Periodic Reporting for period 1 - NELMA (Nanoscale Electrochemistry on Light Metallic Alloys)
Reporting period: 2018-06-01 to 2020-05-31
The main limitation for the widespread use of these materials remains the unknown mechanisms of their degradation and, as a result, absence of effective strategies of corrosion protection. It is known that light metal alloys are nanostructured to expose particular surface sites, but probing the intrinsic activity of these sites is usually beyond current experimental capability. In this project, we present a new tool that makes use of a special probe (known as “scanning probe”) to measure the functional properties of light metal alloys in minute detail in order to guide the development of more durable materials.
In essence, we developed and implemented a range of “scanning probe” techniques to measure functional (electrochemical) information during metal dissolution with unprecedented spatial resolution, which is broadly relevant for corrosion applications. We effectively showed that this novel approach is generally applicable to the degradation of polycrystalline metals by applying it to study the corrosion of zinc and iron. In addition, we adapted the “scanning probe” technology to explore local properties of the double layer on metal interfaces, thereby complementing the toolbox of local electrochemical methods for materials characterization.
L. C. Yule et al., “Nanoscale Active Sites for the Hydrogen Evolution Reaction on Low Carbon Steel”, The Journal of Physical Chemistry C, 2019, 123 (39), 24146-24155.
L. C. Yule et al., “Nanoscale electrochemical visualization of grain-dependent anodic iron dissolution from low carbon steel”, Electrochimica Acta, 2020, 332, 135267.
V. Shkirskiy et al., “Scanning Electrochemical Cell Microscopy and Correlative Surface Structural Analysis to Map Anodic and Cathodic Reactions on Polycrystalline Zn in Acid Media”, Journal of The Electrochemical Society, 2020, 167 (4), 041507
The latter study produced a lot of interest, with presentation given on international conference dedicated to corrosion “Eurocorr2019” (Seville, Spain).
After completing these works, significant focus was given to further development of “scanning probe” techniques, specifically to the investigation of properties of double layer on metal interfaces. This allowed us to interrogate minute structural features of double layer of gold nanoparticles. This work was disseminated via publication:

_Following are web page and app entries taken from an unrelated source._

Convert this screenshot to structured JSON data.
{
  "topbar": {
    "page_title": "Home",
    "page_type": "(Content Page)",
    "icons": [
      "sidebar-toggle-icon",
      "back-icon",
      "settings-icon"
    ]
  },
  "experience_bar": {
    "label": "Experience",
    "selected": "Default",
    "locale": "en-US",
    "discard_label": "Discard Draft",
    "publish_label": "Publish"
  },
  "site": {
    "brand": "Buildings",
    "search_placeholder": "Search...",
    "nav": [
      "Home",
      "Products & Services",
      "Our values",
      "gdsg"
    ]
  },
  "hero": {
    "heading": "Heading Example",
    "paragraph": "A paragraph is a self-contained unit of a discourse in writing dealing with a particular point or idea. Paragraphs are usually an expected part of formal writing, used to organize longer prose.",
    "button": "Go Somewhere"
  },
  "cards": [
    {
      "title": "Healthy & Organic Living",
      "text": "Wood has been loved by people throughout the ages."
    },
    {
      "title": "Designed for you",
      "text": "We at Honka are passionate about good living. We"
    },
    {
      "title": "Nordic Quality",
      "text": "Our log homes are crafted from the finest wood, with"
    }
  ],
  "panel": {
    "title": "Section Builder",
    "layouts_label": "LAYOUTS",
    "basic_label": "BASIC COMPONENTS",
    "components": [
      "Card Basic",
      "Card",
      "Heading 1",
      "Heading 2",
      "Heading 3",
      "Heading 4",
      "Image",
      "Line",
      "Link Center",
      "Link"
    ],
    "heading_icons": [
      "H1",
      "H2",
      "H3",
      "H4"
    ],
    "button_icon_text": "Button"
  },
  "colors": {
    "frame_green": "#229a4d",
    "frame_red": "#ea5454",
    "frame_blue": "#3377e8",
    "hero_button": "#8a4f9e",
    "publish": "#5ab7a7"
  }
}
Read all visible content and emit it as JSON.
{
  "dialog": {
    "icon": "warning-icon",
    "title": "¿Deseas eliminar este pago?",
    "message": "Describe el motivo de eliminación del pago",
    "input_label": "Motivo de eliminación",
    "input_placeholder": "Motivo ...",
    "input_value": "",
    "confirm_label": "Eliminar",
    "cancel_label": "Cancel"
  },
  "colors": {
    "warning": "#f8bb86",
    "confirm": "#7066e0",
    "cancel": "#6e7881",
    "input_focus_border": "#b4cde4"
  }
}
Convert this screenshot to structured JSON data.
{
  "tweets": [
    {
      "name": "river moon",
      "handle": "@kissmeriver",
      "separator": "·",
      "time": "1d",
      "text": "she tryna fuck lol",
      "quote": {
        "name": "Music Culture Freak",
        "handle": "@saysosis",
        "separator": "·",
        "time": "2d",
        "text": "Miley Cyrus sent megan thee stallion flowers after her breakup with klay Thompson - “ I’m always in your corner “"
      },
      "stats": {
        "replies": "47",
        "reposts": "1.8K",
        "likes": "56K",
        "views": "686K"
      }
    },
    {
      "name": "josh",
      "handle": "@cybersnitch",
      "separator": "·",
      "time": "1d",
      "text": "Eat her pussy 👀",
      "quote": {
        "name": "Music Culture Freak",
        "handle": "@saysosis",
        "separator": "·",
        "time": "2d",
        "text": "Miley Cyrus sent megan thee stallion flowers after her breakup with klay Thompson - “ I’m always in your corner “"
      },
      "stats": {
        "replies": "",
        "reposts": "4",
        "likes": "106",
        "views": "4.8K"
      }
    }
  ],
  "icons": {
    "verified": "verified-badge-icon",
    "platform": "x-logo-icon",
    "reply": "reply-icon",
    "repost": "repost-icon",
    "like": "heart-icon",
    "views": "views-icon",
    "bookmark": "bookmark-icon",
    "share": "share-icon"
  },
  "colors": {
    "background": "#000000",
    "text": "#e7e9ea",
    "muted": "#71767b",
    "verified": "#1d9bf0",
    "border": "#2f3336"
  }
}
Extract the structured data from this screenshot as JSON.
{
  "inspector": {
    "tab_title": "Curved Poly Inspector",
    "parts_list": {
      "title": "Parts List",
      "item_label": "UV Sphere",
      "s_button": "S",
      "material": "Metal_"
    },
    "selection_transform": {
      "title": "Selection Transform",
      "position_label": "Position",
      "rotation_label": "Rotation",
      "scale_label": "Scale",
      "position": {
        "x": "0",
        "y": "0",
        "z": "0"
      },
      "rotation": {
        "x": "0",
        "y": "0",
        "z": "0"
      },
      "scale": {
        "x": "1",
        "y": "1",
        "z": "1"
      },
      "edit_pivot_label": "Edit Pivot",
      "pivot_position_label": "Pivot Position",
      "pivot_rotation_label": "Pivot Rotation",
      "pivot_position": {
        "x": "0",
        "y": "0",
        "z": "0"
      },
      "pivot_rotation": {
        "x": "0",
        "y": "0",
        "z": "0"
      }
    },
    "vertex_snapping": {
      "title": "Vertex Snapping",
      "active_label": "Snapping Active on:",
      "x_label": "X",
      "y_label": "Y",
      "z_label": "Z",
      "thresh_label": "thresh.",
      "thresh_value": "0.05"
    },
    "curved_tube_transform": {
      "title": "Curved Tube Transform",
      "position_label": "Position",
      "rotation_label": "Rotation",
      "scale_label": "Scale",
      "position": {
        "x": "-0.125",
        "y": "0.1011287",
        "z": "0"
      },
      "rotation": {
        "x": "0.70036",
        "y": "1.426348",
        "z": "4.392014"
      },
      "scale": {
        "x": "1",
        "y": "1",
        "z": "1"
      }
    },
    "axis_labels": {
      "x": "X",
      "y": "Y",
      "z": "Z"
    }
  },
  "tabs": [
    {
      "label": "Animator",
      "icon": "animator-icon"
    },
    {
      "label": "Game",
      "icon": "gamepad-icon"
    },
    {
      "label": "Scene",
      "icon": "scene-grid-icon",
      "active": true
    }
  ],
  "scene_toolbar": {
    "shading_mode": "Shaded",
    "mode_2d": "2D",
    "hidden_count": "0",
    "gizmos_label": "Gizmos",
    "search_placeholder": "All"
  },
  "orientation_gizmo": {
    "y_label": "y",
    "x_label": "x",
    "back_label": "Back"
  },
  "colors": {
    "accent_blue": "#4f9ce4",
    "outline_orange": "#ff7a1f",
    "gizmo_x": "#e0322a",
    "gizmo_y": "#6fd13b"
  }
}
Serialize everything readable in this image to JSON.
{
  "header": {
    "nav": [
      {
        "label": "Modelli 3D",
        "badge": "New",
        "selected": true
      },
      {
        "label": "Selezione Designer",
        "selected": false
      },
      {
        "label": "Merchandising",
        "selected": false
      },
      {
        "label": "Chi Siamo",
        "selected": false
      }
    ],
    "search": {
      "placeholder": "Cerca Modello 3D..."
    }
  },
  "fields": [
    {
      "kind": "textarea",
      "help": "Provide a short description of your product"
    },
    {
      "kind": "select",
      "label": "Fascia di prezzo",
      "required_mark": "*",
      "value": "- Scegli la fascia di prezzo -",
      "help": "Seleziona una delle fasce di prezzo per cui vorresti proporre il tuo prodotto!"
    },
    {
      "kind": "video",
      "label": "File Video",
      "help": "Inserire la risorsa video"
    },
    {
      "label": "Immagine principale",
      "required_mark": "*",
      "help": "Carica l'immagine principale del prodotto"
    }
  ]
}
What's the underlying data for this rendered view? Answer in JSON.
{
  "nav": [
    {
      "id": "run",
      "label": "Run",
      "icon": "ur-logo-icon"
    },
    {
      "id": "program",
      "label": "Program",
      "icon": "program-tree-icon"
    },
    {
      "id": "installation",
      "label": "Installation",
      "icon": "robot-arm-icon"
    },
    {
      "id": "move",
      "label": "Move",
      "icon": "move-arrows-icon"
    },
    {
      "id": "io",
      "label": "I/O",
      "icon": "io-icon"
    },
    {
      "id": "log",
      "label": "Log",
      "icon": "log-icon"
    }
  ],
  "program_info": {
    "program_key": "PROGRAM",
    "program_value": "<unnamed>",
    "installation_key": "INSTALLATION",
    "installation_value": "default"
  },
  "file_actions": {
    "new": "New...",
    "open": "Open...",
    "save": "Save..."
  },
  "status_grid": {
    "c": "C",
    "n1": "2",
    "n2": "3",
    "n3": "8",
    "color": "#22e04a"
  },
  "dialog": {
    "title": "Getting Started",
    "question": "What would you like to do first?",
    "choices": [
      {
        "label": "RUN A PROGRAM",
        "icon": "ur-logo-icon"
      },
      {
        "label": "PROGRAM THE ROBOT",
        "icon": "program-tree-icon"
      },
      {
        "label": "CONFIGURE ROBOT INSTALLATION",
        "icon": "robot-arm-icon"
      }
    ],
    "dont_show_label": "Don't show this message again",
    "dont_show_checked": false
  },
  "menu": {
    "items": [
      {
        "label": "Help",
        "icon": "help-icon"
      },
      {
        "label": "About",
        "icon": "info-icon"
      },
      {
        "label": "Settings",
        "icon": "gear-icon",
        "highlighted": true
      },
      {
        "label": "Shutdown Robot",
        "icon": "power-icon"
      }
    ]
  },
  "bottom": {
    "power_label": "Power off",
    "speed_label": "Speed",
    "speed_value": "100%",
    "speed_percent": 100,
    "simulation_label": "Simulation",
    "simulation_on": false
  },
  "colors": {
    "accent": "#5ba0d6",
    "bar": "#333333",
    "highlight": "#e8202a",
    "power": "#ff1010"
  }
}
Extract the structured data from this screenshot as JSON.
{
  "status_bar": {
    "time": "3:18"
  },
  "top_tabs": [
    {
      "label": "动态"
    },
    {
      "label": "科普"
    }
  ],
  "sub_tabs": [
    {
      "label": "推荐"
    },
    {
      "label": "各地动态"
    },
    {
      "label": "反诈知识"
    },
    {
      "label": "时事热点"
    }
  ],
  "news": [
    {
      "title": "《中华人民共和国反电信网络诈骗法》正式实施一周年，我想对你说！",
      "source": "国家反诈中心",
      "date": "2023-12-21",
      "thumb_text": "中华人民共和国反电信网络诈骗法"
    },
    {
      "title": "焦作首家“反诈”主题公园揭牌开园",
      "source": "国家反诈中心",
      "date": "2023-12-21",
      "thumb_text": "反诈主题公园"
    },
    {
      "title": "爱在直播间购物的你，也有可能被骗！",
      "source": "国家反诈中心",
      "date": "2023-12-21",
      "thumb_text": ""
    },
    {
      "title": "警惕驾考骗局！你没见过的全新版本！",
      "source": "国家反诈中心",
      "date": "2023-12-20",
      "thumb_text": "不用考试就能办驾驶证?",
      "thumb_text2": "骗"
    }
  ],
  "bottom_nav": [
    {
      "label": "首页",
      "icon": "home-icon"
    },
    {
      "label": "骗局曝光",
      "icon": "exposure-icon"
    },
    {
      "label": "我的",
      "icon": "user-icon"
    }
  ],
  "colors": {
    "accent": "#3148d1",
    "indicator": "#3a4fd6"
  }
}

V. Shkirskiy et al., “Nanoscale Electrochemical Impedance Measurements in Scanning Ion Conductance Microscopy”, submitted to ACS Analytical Chemistry.
Over the project period, one review article was published addressing various aspects of the use of the “scanning probe”:
C. L. Bentley et al., “Nanoscale electrochemical mapping”, ACS Analytical Chemistry, 2018, 91 (1), 84-108.
In summary, this project led to the development of novel methodologies for probing metal interfaces. The “scanning probe” techniques have been used to investigate a range of phenomena in corrosion complemented with quantum mechanical modeling.